Most of us probably understand the link between ultraviolet (UV) radiation and skin cancer. Thankfully there is a lot of information available about the correlation between skin protection and cancer prevention. There are also countless types of sunscreens at different SPF levels (the topic of next week's blog) available at most convenience stores that help reinforce the awareness and importance of protecting our skin.
However, many of us are less aware of the connection between UV radiation and eye damage, so we often overlook the effect UV light can have on our eyes when not properly protected. With increased levels of UV radiation reaching the Earth's surface, it is important to take the necessary precautions to protect your eyes.
Both long- and short-term exposure to UV radiation can significantly damage our eyes, affect vision, and compromise overall eye health. There are several eye diseases and conditions caused or aggravated by exposure to UV radiation, such as:
- Macular Degeneration.
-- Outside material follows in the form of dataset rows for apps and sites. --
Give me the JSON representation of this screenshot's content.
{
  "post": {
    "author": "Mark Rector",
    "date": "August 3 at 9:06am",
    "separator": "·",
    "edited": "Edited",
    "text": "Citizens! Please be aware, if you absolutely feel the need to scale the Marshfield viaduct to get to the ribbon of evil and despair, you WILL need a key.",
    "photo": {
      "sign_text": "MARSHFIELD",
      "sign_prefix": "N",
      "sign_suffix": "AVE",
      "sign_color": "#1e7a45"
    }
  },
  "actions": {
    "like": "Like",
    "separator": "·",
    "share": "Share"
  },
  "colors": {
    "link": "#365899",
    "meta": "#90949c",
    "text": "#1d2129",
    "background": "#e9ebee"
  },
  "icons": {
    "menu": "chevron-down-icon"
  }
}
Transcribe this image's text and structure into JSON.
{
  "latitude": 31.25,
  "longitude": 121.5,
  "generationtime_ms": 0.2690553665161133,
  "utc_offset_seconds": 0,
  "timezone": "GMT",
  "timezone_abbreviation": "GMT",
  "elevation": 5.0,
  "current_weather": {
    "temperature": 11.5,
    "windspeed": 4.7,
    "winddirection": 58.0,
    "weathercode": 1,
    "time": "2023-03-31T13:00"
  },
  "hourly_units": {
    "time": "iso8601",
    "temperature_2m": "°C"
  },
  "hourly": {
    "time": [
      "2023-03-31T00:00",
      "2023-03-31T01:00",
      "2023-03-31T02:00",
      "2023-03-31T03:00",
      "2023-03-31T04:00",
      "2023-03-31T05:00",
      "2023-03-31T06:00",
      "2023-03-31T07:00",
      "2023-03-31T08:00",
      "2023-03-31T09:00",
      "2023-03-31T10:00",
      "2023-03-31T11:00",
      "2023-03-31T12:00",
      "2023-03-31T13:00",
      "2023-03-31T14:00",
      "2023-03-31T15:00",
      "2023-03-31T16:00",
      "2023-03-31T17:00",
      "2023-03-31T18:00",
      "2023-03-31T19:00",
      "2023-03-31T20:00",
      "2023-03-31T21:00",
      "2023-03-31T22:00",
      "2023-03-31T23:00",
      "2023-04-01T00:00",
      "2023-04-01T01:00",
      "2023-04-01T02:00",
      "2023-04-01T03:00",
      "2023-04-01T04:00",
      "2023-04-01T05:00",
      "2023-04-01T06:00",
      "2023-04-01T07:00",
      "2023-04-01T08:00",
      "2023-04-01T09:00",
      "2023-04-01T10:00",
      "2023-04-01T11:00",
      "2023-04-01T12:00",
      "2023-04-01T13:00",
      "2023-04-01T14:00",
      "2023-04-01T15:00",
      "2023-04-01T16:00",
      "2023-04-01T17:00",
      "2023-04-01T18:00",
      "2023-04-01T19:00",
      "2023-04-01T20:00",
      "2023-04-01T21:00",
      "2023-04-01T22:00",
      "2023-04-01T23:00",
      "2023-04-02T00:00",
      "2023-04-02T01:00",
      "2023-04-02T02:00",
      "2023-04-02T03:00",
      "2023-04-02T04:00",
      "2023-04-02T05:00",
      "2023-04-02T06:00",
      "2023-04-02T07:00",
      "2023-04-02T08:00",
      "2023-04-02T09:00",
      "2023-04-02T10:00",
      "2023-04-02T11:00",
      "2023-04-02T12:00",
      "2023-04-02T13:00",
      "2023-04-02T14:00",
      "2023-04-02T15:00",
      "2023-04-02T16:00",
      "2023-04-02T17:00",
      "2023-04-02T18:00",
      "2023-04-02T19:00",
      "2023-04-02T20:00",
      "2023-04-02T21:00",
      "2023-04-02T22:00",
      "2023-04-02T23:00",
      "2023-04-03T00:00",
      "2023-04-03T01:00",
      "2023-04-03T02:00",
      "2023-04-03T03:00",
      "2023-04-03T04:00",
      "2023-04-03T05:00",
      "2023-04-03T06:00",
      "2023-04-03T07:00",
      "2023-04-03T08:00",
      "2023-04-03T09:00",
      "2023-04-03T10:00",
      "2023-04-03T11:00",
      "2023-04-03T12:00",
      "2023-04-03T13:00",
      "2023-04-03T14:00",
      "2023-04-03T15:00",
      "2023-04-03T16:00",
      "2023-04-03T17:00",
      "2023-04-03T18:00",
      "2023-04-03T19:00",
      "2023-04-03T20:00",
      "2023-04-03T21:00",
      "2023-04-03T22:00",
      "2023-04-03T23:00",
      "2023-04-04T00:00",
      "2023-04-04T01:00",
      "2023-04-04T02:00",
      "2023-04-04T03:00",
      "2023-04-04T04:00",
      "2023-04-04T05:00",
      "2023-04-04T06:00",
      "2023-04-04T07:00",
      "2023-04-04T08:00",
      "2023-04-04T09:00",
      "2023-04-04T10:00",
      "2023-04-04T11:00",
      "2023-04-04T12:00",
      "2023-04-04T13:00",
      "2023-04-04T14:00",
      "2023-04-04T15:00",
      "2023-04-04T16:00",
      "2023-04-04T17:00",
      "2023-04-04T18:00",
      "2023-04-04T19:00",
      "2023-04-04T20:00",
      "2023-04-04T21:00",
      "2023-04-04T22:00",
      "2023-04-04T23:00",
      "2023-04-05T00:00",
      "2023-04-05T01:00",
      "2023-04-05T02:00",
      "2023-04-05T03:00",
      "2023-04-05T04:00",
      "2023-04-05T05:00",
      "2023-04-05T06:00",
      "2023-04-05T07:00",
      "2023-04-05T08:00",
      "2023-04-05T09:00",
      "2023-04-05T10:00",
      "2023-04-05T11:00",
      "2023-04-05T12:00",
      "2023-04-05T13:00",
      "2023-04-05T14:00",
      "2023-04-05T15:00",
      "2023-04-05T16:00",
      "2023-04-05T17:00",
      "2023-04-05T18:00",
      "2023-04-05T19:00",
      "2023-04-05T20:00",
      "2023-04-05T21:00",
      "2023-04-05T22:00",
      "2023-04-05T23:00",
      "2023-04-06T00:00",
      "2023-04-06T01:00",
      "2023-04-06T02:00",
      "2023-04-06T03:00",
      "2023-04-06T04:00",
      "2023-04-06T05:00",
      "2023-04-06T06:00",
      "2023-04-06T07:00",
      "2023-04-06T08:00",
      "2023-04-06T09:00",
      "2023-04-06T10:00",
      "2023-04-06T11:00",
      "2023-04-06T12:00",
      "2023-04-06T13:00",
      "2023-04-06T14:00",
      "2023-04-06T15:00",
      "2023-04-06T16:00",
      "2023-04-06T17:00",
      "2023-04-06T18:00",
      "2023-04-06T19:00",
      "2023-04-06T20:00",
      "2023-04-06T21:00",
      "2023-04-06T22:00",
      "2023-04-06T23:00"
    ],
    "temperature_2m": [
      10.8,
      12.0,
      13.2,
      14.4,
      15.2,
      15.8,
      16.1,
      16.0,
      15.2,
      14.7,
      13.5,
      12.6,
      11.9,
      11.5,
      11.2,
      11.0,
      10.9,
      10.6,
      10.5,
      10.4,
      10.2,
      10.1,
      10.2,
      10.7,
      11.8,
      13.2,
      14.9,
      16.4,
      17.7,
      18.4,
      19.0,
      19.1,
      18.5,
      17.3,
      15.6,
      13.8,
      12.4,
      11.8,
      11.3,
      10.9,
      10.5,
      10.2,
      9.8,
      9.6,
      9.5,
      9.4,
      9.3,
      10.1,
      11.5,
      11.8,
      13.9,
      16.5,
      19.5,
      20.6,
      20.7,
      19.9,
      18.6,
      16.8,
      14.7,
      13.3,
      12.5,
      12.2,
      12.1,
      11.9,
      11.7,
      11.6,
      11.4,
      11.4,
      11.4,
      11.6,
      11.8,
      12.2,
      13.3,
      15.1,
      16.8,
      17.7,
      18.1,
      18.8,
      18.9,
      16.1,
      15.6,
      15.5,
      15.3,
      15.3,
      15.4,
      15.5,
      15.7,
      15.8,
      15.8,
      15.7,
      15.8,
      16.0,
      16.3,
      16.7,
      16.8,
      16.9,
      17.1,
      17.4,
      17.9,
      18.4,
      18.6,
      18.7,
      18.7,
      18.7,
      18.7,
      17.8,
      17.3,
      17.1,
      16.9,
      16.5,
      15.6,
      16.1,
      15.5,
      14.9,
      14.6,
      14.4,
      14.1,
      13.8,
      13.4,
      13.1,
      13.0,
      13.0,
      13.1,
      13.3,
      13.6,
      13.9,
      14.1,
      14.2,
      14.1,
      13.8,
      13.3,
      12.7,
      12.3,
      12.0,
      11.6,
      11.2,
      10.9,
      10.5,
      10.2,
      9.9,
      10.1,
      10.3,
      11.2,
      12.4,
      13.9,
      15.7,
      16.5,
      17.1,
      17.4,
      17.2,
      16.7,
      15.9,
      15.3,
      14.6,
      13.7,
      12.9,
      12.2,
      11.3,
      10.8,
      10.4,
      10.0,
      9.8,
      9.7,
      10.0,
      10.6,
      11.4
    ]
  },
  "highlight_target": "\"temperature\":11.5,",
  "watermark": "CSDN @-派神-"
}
Macular Degeneration (AMD) is caused by damage to the retina over time and is the leading cause of age-related blindness. Extended exposure to UV light increases your risk of developing macular degeneration.
- Cataracts. A cataract is a clouding of the eye's natural lens -- the part of the eye that focuses the light we see. UV light, especially UV-B rays, increases your risk for certain types of cataracts. It is estimated that 10% of all cataract cases are directly attributable to UV exposure.
- Pterygium. Often called "surfer's eye," pterygium is a pink, non-cancerous growth that forms on the layer of conjunctiva over the white of your eye. UV light from the sun is believed to be a factor in the development of these growths.
- Skin Cancer. Skin cancer in and around the eyelids is also linked to prolonged UV exposure.
- Photokeratitis. Also known as corneal sunburn or "snow blindness," photokeratitis is the result of high short-term exposure to UV-B rays. Long hours at the beach or skiing without proper eye protection can cause this problem. It can be very painful and may cause temporary vision loss.
Who Is at Risk?
Everyone (including children) is at risk for eye damage from UV radiation that can lead to vision loss. Any factor that increases the amount of time you spend in the sun will increase your risk. If you answer 'yes' to more than one of these questions, you may be at higher risk of UV radiation damage to your eyes:
- Do you spend long hours in the sun? (Skiing, mountain climbing, swimming, at the beach, etc.)
- Do you use a sunlamp, tanning bed or booth?
- Do you live in the mountains or the US Sunbelt?
- Have you had cataract surgery (in one or both eyes) or do you have a retinal disorder?
- Are you on certain medicines, such as tetracycline, sulfa drugs, birth control pills, diuretics and tranquilizers (that increase the eye's sensitivity to light)?
- Are you a welder, medical technologist or do you work in the graphic arts or in the manufacturing of electronic circuit boards?
How Can I Protect My Eyes from UV Light?
Know the dangers. UV rays can come from many directions. They radiate directly from the sun, but they are also reflected from the ground, from water, snow, sand and other bright surfaces.
Wear proper eye protection and hats to block UV rays. To provide adequate protection for your eyes, sunglasses should:
- Block out 99 to 100 percent of both UV-A and UV-B radiation
- Screen out 75 to 90 percent of visible light
- Be perfectly matched in color and free of distortion and imperfection
- Have lenses that are gray for proper color recognition
- If you spend a lot of time outdoors in bright sunlight, wrap-around frames can provide additional protection from harmful solar radiation.
- Lastly, don't forget about protection for your children and teenagers, as they typically spend more time in the sun than adults.
By following these safety tips and protecting your eyes from the dangers of UV exposure, spending summer days outside in the sun can be both fun and safe.